In maths, we have been learning to accurately measure the length of different objects by using rulers, meter rules and trundle wheels. We had fun measuring different items outside of the classroom and we loved using the new equipment!
Year 1 children have been exploring place value to 10, using the part-whole model and comparing numbers using <, > and =. We have also started to explore number bonds of numbers to 10 and fact families in addition. Plus, we found out that addition is commutative! We are enjoying investigations from Nrich too. The one entitled ‘Two Dice’ was great fun to try with a partner. We were challenged to try to find out all the possible solutions at home!
Year 2 have been exploring place value to 20 by using equipment such as dienes and bead strings. We learnt some new vocabulary, ‘digit’ and ‘numeral’ and counted using a Gattegno chart. We’re having lots of fun in Maths!
We have been working hard as mathematicians, learning all about place value and how to partition numbers into different combinations of tens and ones. They have also been revising their number patterns within and to 10 and learning how to apply this to the number patterns within and to 20.

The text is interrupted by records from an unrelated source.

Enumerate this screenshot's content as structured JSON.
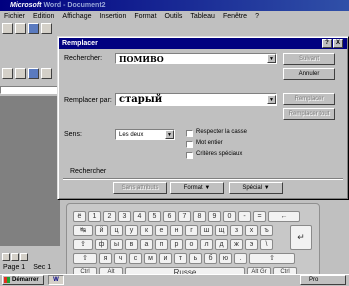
{
  "word": {
    "title_app": "Microsoft",
    "title_rest": " Word - Document2",
    "menu": [
      "Fichier",
      "Edition",
      "Affichage",
      "Insertion",
      "Format",
      "Outils",
      "Tableau",
      "Fenêtre",
      "?"
    ],
    "status": [
      "Page 1",
      "Sec 1"
    ]
  },
  "dialog": {
    "title": "Remplacer",
    "title_buttons": [
      "?",
      "X"
    ],
    "find_label": "Rechercher:",
    "find_value": "ПОМИВО",
    "replace_label": "Remplacer par:",
    "replace_value": "старый",
    "buttons": {
      "suivant": "Suivant",
      "annuler": "Annuler",
      "remplacer": "Remplacer",
      "remplacer_tout": "Remplacer tout",
      "sans_attributs": "Sans attributs",
      "format": "Format",
      "special": "Spécial"
    },
    "sens_label": "Sens:",
    "sens_value": "Les deux",
    "options": [
      "Respecter la casse",
      "Mot entier",
      "Critères spéciaux"
    ],
    "group_label": "Rechercher"
  },
  "keyboard": {
    "row1": [
      "ё",
      "1",
      "2",
      "3",
      "4",
      "5",
      "6",
      "7",
      "8",
      "9",
      "0",
      "-",
      "=",
      "←"
    ],
    "row2": [
      "↹",
      "й",
      "ц",
      "у",
      "к",
      "е",
      "н",
      "г",
      "ш",
      "щ",
      "з",
      "х",
      "ъ"
    ],
    "row3": [
      "⇪",
      "ф",
      "ы",
      "в",
      "а",
      "п",
      "р",
      "о",
      "л",
      "д",
      "ж",
      "э",
      "\\"
    ],
    "row4": [
      "⇧",
      "я",
      "ч",
      "с",
      "м",
      "и",
      "т",
      "ь",
      "б",
      "ю",
      ".",
      "⇧"
    ],
    "row5": [
      "Ctrl",
      "Alt",
      "Russe",
      "Alt Gr",
      "Ctrl"
    ],
    "enter": "↵"
  },
  "taskbar": {
    "start": "Démarrer",
    "word_task": "W",
    "pro_task": "Pro"
  }
}
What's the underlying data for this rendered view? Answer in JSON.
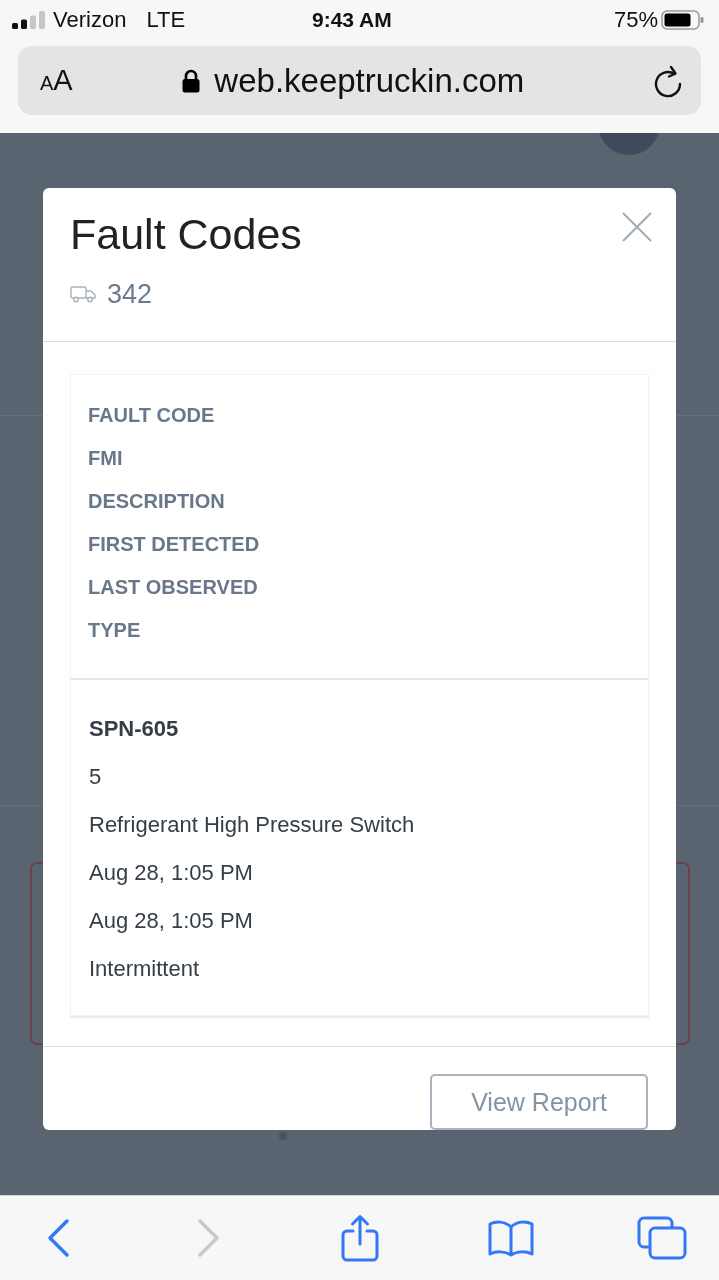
{
  "status_bar": {
    "carrier": "Verizon",
    "network": "LTE",
    "time": "9:43 AM",
    "battery": "75%"
  },
  "browser": {
    "text_size": "AA",
    "secure": true,
    "url": "web.keeptruckin.com"
  },
  "modal": {
    "title": "Fault Codes",
    "vehicle": "342",
    "columns": [
      "FAULT CODE",
      "FMI",
      "DESCRIPTION",
      "FIRST DETECTED",
      "LAST OBSERVED",
      "TYPE"
    ],
    "rows": [
      [
        "SPN-605",
        "5",
        "Refrigerant High Pressure Switch",
        "Aug 28, 1:05 PM",
        "Aug 28, 1:05 PM",
        "Intermittent"
      ]
    ],
    "button": "View Report"
  },
  "toolbar": [
    {
      "kind": "back",
      "disabled": false
    },
    {
      "kind": "forward",
      "disabled": true
    },
    {
      "kind": "share",
      "disabled": false
    },
    {
      "kind": "bookmarks",
      "disabled": false
    },
    {
      "kind": "tabs",
      "disabled": false
    }
  ]
}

Macaw Class were busy at the beginning of term, learning about tangram puzzles through the book Grandfather Tang’s Story by Ann Tompert. They used the skills of flipping, rotating and sliding to recreate the tangram animals from the story.
We have been busy using our prior knowledge of bridging ten from Year 2 to help us to bridge 100 with two two-digit multiples of ten. We used our ten frames to support our understanding of the structure of the mathematics and learned to bridge one hundred by adding and subtracting. We then used the dienes to help us bridge one hundred when we had a two-digit and a one-digit number and recorded our thinking on our whiteboards.
Year 3 have been using a range of different methods when adding and subtracting. In the examples here, you can see that they have been using counters to help with their addition, as well as drawn models to represent the process.
Year 4 started the year off looking at the place value of numbers. We learnt about ascending and descending numbers, rounding numbers to the nearest 10, 100 and 1,000 and learnt to read and write Roman Numerals up to 100. Once we had an understanding of 4-digit numbers and their place value, we moved onto refining our addition and subtraction skills. Faced with the challenges of exchanging numbers to complete the column method. We also enjoyed investigating more efficient strategies, to complete addition and subtraction calculations including rounding numbers to assist with estimating and using mental strategies to complete our calculations. We identified how we can use inverse operations to check our answers.
We can continue to revise and master our multiplication number facts through using arrays and product triangles to assist our learning.
We worked together to calculate how many bricks would be needed to make pyramids of different heights. We initially used cubes to help us construct the pyramids. Some of us soon started to spot patterns and realised that we could calculate how many cubes would be needed for a pyramid of any given height using our knowledge of squared numbers and calculation.
Multiplication was investigated and discussed in Maths. We thought about ways to “prove” our findings using a variety of methods.
We practised writing our understanding of maths using the written-word form and place value representation.
We used written ideas as well as constructed models to understand the concept of area. We began with quadrilateral shapes and then proceeded to triangles. Well done!
Jaguar Class have been focusing on speed when recalling times table facts up to 12. The children have started to challenge each other using Times Table Rock Stars and are enjoying sharing their achievements.
We have great ideas about Maths and are keen to show our methods! Partitioning, column method and grids have all helped prove what we know.
The year sixes have been reviewing fractions in Maths. We’ve shown values with models, mixed numbers and improper fraction equalities.